This exercise calls for copying every line below that holds the word "JSON".

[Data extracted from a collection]
* * *
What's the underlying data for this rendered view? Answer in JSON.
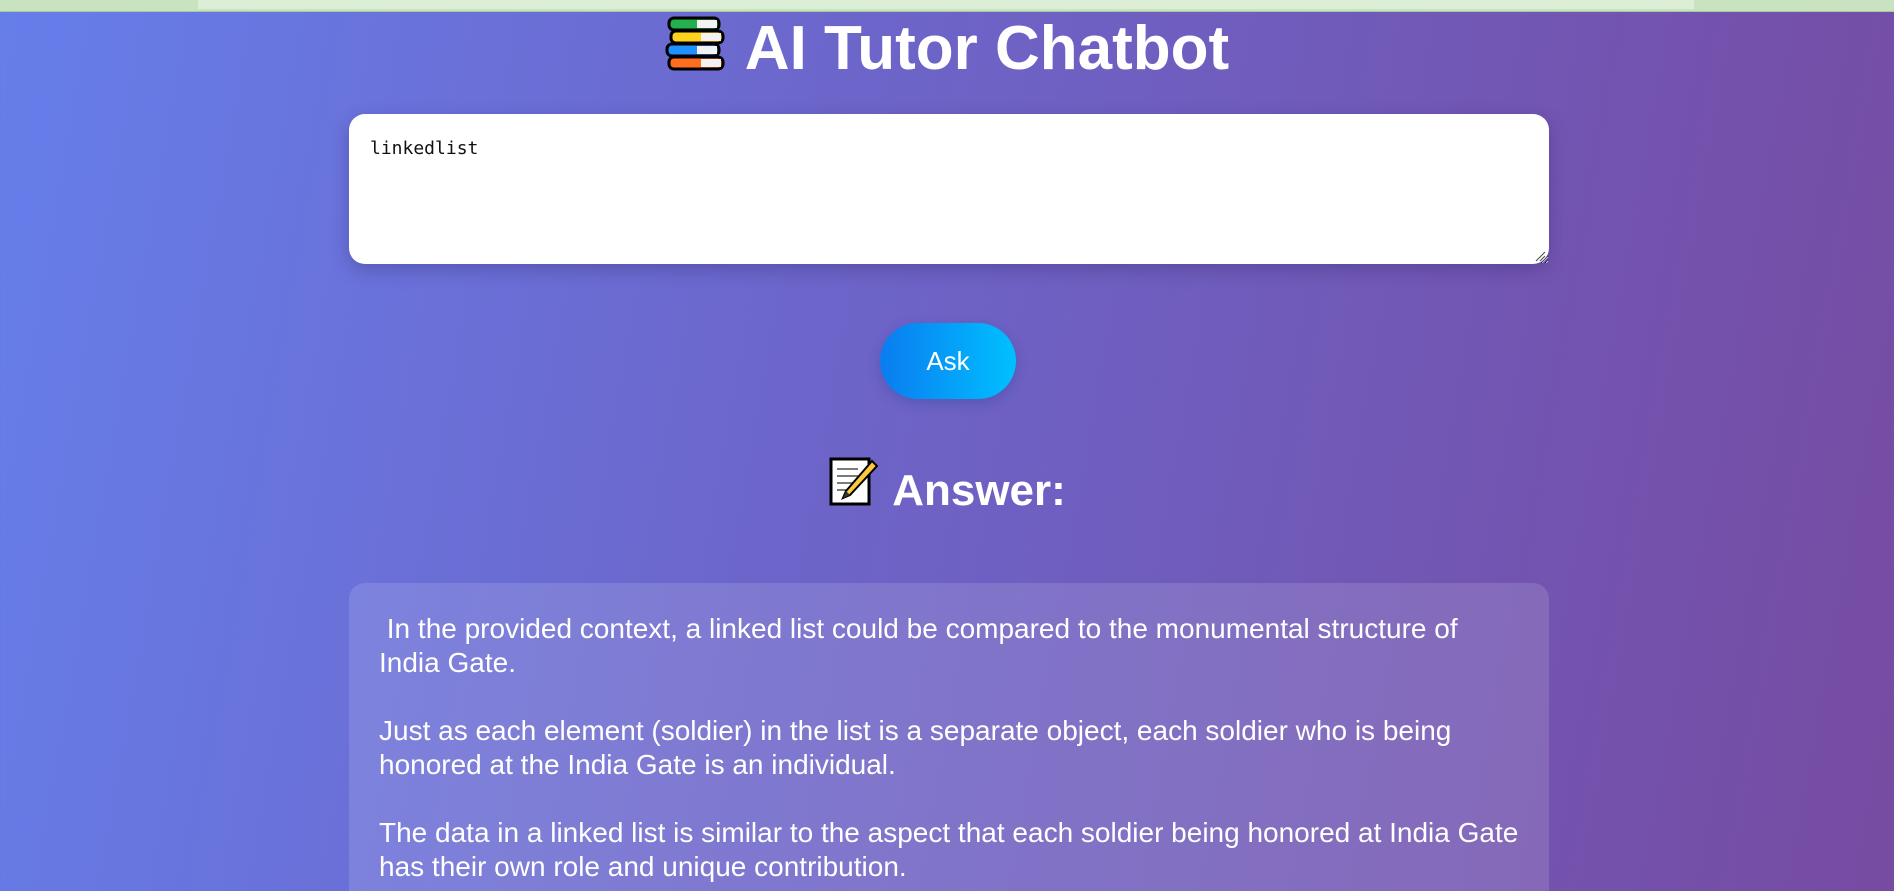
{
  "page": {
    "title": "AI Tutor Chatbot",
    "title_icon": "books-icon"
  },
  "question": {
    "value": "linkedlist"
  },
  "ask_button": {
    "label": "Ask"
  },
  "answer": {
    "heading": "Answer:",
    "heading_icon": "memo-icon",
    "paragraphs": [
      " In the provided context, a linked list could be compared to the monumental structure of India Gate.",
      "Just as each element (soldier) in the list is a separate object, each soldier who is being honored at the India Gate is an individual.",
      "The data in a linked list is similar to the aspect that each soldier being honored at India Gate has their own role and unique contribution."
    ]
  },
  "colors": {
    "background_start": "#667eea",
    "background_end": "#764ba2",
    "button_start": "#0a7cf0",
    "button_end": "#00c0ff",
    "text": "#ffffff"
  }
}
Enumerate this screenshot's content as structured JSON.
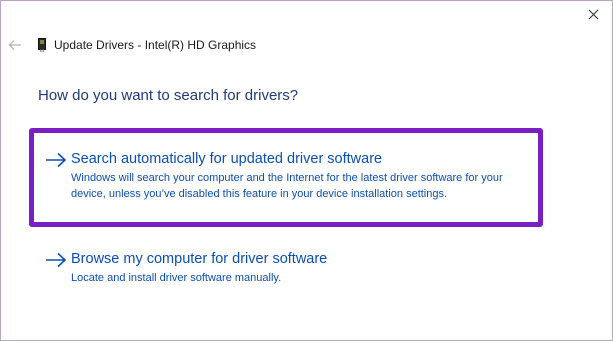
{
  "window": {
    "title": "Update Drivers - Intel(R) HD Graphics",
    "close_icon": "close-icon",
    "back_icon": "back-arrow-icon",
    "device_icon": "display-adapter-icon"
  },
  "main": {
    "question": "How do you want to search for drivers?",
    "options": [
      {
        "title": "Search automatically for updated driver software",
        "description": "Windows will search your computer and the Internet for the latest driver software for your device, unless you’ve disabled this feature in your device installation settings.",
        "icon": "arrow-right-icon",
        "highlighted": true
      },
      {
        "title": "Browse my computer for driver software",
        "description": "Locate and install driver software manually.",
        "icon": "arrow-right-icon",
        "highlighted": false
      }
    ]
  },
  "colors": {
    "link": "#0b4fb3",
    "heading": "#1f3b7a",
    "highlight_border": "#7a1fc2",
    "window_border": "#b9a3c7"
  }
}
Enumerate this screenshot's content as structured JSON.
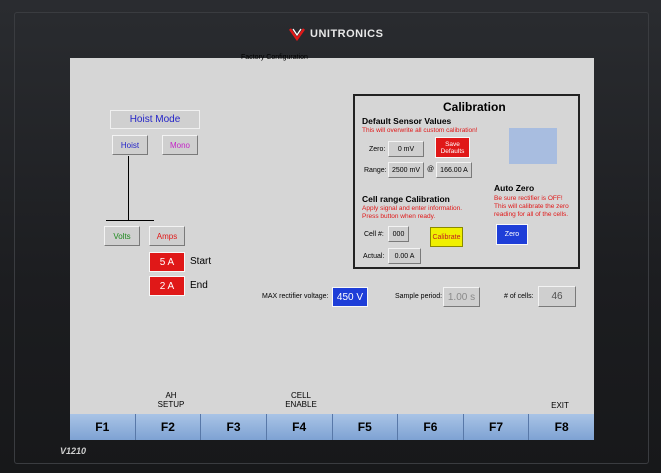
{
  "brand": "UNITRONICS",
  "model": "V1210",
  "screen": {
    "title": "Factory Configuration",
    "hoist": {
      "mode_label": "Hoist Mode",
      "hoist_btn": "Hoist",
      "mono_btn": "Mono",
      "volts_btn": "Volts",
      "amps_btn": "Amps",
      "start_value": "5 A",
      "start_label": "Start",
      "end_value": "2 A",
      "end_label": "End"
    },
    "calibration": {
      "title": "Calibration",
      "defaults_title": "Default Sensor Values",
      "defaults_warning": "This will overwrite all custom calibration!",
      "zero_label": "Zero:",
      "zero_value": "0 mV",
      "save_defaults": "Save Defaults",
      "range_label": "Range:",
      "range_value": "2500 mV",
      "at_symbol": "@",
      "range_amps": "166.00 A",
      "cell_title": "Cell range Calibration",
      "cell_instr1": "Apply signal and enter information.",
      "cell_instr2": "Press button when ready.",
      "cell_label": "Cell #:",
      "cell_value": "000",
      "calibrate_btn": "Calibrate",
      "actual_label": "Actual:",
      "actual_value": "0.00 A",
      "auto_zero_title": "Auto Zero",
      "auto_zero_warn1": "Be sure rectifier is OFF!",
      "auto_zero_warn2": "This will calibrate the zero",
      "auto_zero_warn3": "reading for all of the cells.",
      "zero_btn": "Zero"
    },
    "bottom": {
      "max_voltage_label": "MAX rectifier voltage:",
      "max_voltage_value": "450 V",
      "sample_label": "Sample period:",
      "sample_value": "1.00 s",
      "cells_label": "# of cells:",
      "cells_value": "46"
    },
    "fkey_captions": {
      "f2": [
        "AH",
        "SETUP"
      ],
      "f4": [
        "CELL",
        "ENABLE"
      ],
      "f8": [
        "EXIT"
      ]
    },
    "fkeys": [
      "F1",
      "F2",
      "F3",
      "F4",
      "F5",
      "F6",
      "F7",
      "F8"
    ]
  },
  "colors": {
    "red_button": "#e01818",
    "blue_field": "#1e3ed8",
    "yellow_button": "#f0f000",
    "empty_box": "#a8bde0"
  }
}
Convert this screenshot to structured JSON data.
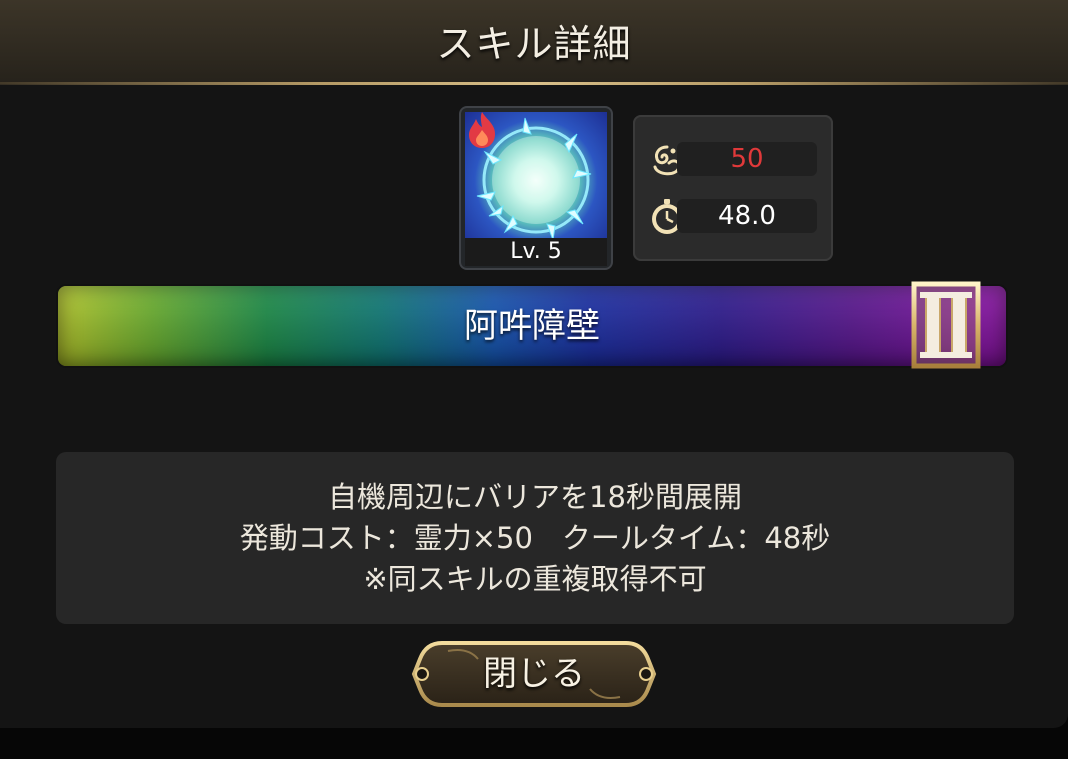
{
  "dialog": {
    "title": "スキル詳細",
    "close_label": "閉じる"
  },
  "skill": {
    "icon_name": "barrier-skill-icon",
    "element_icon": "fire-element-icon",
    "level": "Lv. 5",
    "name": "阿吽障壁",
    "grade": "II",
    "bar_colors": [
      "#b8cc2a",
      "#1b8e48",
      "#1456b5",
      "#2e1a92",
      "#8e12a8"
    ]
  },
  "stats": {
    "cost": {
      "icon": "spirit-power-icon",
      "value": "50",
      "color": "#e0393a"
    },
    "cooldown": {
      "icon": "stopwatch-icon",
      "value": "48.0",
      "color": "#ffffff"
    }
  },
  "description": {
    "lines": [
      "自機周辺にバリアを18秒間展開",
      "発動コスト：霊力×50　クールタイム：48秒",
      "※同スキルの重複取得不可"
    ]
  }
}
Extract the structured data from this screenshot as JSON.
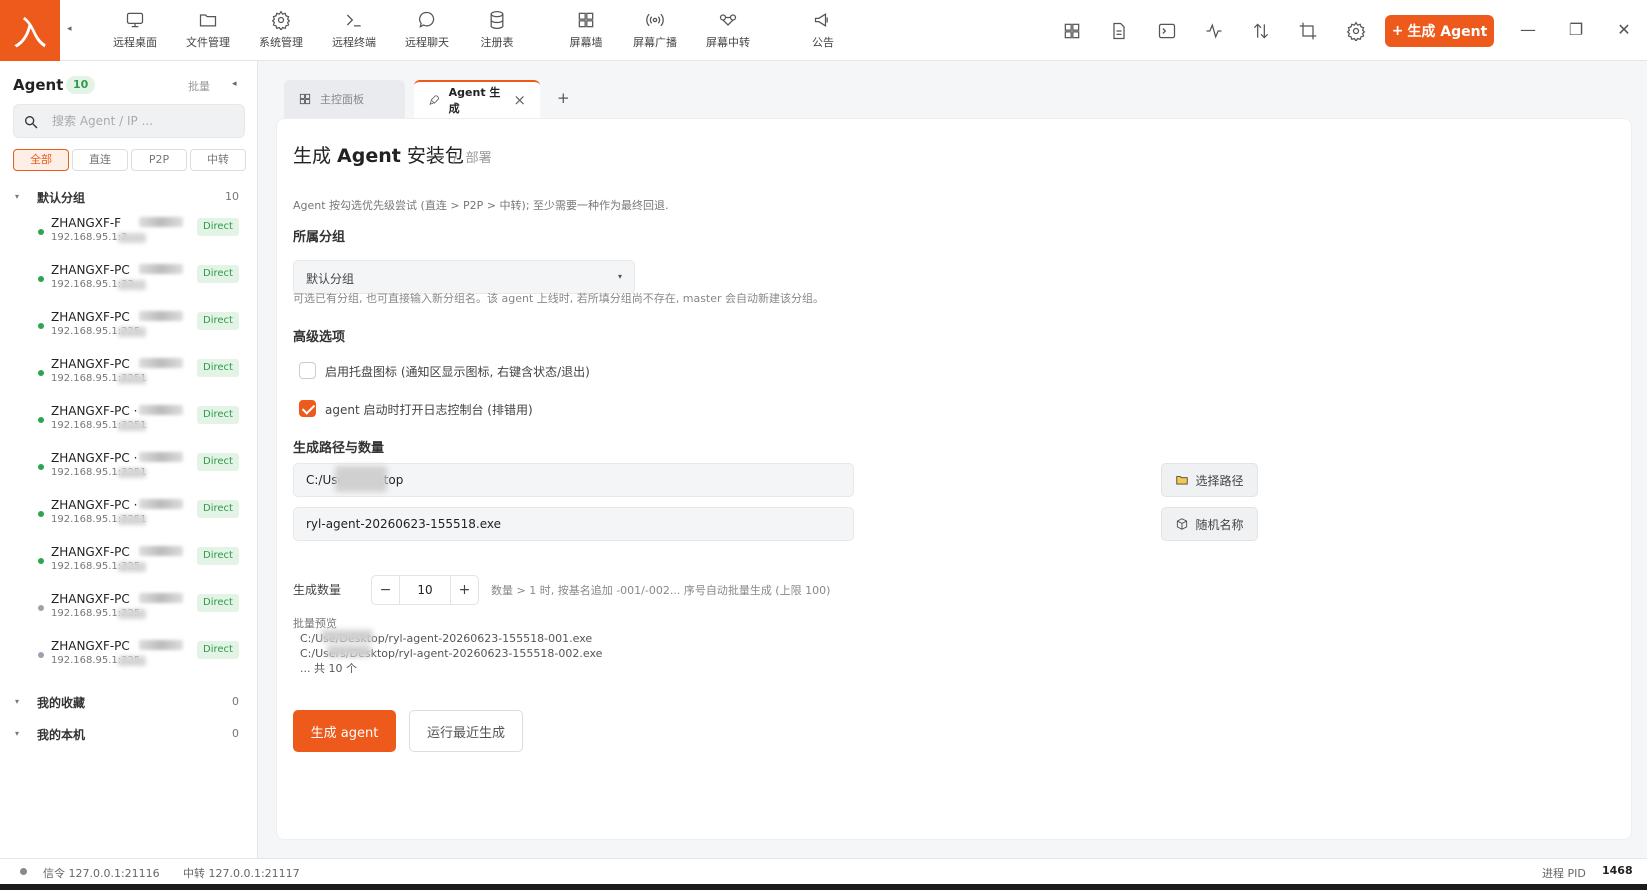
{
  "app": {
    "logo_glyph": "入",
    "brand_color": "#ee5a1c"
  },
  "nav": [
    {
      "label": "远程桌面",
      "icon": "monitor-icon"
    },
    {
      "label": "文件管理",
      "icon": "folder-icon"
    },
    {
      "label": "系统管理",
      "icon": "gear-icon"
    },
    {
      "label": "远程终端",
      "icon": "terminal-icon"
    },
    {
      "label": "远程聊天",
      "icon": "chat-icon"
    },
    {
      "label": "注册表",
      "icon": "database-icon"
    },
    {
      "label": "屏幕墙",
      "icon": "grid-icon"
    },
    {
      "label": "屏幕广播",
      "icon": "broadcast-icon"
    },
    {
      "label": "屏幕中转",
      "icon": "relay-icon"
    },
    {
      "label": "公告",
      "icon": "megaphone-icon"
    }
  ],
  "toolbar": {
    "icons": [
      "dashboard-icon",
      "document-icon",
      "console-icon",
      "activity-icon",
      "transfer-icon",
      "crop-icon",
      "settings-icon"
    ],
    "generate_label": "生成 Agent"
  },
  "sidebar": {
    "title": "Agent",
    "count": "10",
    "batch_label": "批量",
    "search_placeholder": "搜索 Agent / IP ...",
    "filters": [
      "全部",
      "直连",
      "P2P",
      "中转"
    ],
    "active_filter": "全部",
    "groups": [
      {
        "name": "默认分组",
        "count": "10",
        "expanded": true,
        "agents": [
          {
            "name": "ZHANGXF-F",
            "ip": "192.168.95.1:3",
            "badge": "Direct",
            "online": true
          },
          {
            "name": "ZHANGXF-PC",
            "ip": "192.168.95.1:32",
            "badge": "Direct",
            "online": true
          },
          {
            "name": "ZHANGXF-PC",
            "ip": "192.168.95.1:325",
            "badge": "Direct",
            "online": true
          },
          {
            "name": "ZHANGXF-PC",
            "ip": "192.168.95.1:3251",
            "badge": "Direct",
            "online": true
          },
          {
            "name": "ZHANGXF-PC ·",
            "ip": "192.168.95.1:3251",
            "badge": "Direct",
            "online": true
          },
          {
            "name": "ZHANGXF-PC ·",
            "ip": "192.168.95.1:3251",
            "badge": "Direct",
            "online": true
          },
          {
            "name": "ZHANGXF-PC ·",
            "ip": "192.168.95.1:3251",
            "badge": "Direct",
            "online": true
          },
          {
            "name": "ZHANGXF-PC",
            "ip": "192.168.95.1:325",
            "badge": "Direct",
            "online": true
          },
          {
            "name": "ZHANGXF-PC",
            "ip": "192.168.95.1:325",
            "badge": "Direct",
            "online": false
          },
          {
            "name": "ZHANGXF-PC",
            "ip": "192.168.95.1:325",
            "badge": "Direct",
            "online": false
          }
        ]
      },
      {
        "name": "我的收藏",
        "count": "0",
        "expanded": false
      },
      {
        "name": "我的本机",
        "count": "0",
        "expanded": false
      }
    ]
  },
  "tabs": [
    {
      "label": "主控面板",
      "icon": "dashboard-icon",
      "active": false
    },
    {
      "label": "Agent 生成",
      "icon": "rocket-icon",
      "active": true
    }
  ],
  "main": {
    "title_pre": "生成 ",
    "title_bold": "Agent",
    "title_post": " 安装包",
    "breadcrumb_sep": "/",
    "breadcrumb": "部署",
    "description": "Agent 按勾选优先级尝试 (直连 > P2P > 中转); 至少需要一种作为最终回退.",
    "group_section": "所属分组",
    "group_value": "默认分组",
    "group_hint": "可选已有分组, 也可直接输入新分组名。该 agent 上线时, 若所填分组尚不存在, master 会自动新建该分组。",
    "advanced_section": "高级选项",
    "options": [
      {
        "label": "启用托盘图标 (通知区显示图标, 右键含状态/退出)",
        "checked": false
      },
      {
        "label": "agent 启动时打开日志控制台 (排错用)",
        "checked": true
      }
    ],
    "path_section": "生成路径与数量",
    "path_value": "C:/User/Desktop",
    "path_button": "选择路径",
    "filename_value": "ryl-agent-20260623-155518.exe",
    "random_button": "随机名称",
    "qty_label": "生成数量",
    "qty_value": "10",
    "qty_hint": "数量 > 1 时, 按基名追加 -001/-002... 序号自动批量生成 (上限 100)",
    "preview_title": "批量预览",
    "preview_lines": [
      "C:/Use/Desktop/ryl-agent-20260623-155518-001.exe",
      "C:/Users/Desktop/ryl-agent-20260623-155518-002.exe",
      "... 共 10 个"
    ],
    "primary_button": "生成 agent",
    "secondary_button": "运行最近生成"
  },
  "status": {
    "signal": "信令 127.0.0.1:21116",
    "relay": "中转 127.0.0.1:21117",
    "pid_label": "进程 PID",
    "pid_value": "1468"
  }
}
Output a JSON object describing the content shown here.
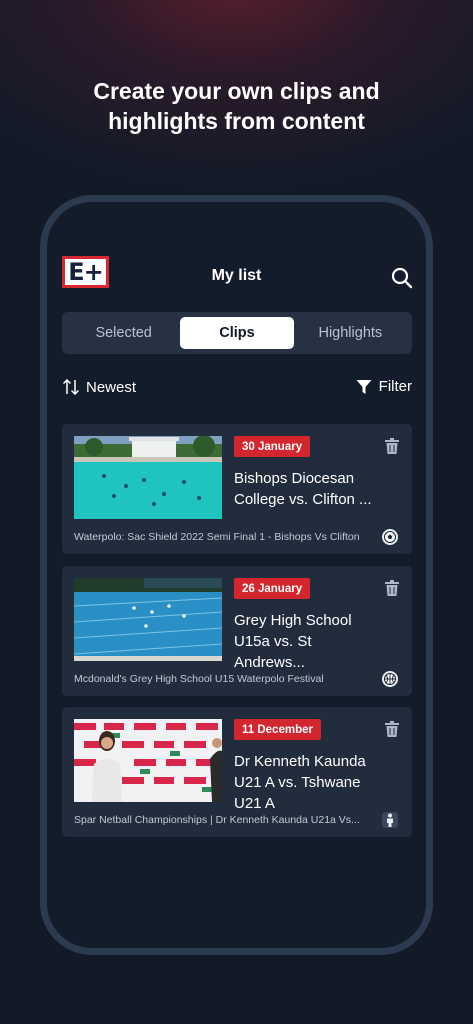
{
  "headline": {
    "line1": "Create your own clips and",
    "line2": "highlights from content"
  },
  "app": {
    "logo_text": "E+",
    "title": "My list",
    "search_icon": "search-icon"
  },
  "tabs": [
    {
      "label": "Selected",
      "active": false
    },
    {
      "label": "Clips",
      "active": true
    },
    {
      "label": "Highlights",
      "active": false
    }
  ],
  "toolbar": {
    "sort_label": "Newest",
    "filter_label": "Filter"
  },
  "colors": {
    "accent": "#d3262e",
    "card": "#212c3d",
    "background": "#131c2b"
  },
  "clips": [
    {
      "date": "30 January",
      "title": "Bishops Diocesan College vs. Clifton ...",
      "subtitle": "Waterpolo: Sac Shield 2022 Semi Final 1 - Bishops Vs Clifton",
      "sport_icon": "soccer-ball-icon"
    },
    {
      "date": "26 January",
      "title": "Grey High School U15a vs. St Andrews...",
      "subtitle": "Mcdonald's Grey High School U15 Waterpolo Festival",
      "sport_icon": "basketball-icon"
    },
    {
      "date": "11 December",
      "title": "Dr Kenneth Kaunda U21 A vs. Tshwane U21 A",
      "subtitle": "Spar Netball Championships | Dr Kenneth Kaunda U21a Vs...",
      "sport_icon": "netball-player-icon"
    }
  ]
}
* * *
Written solution:
What's the underlying data for this rendered view? Answer in JSON.
Enumerate this screenshot's content as structured JSON.
Enumerate this screenshot's content as structured JSON.
Convert this screenshot to structured JSON data.
Extract the structured data from this screenshot as JSON.
Output a JSON object describing the content shown here.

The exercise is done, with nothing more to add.